* _Brief_
Scan the entries below for the word "shopcar", then copy each line that holds it.

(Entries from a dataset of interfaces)
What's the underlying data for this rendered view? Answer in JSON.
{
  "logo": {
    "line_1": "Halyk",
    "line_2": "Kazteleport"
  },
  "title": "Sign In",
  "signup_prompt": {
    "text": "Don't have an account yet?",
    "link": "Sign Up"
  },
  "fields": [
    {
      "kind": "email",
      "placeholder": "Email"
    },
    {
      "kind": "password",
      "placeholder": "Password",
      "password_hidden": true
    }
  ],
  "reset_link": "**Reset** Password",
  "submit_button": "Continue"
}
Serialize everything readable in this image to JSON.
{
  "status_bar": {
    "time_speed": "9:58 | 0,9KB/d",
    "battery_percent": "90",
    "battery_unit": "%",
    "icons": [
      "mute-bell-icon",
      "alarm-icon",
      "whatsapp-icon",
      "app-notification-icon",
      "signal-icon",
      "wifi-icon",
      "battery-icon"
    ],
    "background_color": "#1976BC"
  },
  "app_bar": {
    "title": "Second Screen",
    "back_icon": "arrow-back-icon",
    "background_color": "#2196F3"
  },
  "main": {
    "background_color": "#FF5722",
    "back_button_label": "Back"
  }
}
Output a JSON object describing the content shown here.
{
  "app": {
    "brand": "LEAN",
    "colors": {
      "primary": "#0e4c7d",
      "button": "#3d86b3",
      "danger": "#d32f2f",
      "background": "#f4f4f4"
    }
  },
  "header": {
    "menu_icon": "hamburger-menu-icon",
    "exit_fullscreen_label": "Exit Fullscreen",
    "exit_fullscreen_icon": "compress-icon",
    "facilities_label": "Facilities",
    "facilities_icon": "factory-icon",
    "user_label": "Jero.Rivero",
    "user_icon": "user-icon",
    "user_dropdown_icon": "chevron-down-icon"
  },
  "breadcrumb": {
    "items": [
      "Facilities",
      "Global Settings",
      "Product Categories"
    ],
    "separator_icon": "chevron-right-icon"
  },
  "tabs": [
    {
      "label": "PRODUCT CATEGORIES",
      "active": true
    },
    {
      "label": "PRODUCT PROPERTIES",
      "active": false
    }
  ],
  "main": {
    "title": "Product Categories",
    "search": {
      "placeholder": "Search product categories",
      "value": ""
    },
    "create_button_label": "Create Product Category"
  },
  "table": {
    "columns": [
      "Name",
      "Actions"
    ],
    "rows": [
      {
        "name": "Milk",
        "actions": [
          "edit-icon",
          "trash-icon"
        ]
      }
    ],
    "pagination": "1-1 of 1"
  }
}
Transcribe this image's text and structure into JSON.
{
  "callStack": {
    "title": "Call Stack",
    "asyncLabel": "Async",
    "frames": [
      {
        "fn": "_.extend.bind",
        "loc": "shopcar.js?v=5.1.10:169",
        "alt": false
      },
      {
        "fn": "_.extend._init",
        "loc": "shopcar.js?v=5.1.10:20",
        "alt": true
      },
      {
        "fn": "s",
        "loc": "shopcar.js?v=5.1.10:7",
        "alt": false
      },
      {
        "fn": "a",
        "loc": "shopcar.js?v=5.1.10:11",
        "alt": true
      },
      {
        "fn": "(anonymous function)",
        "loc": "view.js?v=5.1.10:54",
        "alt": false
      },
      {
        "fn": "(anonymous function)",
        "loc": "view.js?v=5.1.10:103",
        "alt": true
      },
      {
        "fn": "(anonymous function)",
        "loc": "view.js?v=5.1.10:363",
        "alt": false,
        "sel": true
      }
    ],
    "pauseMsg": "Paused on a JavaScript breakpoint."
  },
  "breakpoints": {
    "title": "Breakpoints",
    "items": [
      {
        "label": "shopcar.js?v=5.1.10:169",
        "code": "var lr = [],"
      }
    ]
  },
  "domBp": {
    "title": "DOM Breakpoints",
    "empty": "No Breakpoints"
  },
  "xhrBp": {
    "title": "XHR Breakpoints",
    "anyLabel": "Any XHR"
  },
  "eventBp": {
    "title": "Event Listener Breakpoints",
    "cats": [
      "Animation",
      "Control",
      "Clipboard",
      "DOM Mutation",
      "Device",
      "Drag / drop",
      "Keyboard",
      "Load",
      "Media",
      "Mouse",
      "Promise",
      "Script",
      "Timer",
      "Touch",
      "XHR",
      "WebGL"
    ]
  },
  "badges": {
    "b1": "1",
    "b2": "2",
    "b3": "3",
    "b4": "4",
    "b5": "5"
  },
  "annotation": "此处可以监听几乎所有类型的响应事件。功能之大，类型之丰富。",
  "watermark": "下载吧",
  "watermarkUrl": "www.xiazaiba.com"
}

* _Answer to this task_
        "loc": "shopcar.js?v=5.1.10:169",
        "loc": "shopcar.js?v=5.1.10:20",
        "loc": "shopcar.js?v=5.1.10:7",
        "loc": "shopcar.js?v=5.1.10:11",
        "label": "shopcar.js?v=5.1.10:169",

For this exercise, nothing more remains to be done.